Now we are at a similar point. We need extremly complicate technology (Quantum Computer, Gravitational wave detectors) to bring the experiments to the limits. Absolutely nobody nowadays can tell if QC will work (i am a former QC researcher). If the interpolation between the "macroscopic/collective" Quantumphenomena and the few quantum entangled systems indeed will exist is something which we expect, but it is an *unproven Hypothesis*, a test of a theory in limit which was never tested before.

Maybe everything works out according to theory, but possibly not. The same is true for Gravitation.

Comment: Re:How conveeeenient! (Score 1) 152

by drolli (#46719845) Attached to: Google Chrome Flaw Sets Your PC's Mic Live

it makes it even believable that the NSA "accidentally" records all infromation which it "accidentally" acquired. You know, in times when even google "accidentally" turns on the microphone and a security library has "accidentally" simple checks deactivated, you know they just "accicentally" forgot the "SELECT" statement.

Comment: Shadowrun retruns (Score 1) 181

by drolli (#46711679) Attached to: Do Free-To-Play Games Get a Fair Shake?

Bought the app, happy I did not kickstart it. Good idea, accptably written story, but incredible hardware requirements (and even then its slow), and the gameplay just sucks. Unfinished, badly managed product at any rate.

We all might despise the idea and enthousiats, but all software developers here know: "Real artists ship" (attributed to Steve Jobs). Getting something out of the door which is usable and focuses on the core idea, but maybe limited, is crucial for all shareware and free to play developers, so yep, the quality requirements may be different. If a free to play game is too late to catch a certain wave of game mechanics, or so the gameplay bad that nobody want to continue playing it may be worse than having 10years old graphics.

Comment: I never got that anyway (Score 1) 40

IMHO There are three ways in which social media can help you in your job:

1) finding a job/boosting your career by contacts: unrelated to job performance.

2) Finding a solution to an already known problem (e.g. stackexchange) and retruning the favour there *iff you really have to say something* (otherwise it will annoy others and damage your reputation). Use it wisely to learn (and dont copy&paste too much).

3) Reflecting on your own mindset by (semi)-anonymously posting on the internet, and listening to the thoughts of others, without the pressure to loose your face if you are not right, or asking questions which you would not ask in public.
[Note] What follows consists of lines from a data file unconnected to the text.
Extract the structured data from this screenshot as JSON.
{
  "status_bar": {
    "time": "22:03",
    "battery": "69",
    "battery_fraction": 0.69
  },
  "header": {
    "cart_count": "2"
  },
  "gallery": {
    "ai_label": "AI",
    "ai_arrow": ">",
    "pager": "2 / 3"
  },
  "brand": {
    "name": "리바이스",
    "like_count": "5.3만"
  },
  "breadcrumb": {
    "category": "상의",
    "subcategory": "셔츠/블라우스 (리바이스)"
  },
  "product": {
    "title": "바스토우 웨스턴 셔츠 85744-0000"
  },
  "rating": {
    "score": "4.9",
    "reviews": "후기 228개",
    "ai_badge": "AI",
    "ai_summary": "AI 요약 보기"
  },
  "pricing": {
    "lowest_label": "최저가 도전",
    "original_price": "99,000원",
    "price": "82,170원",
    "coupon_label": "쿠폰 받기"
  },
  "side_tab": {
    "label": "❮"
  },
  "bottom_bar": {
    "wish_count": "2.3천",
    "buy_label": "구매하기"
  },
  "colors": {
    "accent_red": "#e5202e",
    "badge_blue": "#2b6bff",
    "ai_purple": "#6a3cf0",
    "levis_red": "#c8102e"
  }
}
But having 1million friends and likes of facebook is not getting your problem solved unless your are an SEO sheep.

Comment: Re:The world is changing. (Score 4, Informative) 224

by drolli (#46692041) Attached to: Online Skim Reading Is Taking Over the Human Brain

400 Words per minute is by no way "super-high".


Third-grade students = 150 words per minute (wpm)
Eight grade students = 250
Average college student = 450
Average âoehigh level execâ = 575
Average college professor = 675
Speed readers = 1,500
World speed reading champion = 4,700
Average adult: 300 wpm

From my education i am roughly at "Average College Professor". And 400 wpm was a conservative estimation of mine.

You could ask my colleagues about me regularly correcting semantic and syntactic mistakes in pages of code which i never saw before in minutes without running the program.

You could ask my boss about me analyzing typical presentations in about 5-10seconds per slide and yet remembering more of the specific content than people who sit for half an hour in front of it and never even penetrate the surface.

You could ask my coworkers about me reading abstracts of scientific papers in less than 5seconds and classifying them as interesting or not (did that when i did a group-internal rss feed on our topic).

Comment: Re:The world is changing. (Score 1) 224

by drolli (#46691713) Attached to: Online Skim Reading Is Taking Over the Human Brain

Well. In very structured matter (e.g. scientific articles) you can actually skip the introduction if you are from the field. In code you can skip organizational code which dont need to understand. And in newspaper articles you can often turn of the brain for 80% of the article if you already know the context,

"Only the hypocrite is really rotten to the core." -- Hannah Arendt.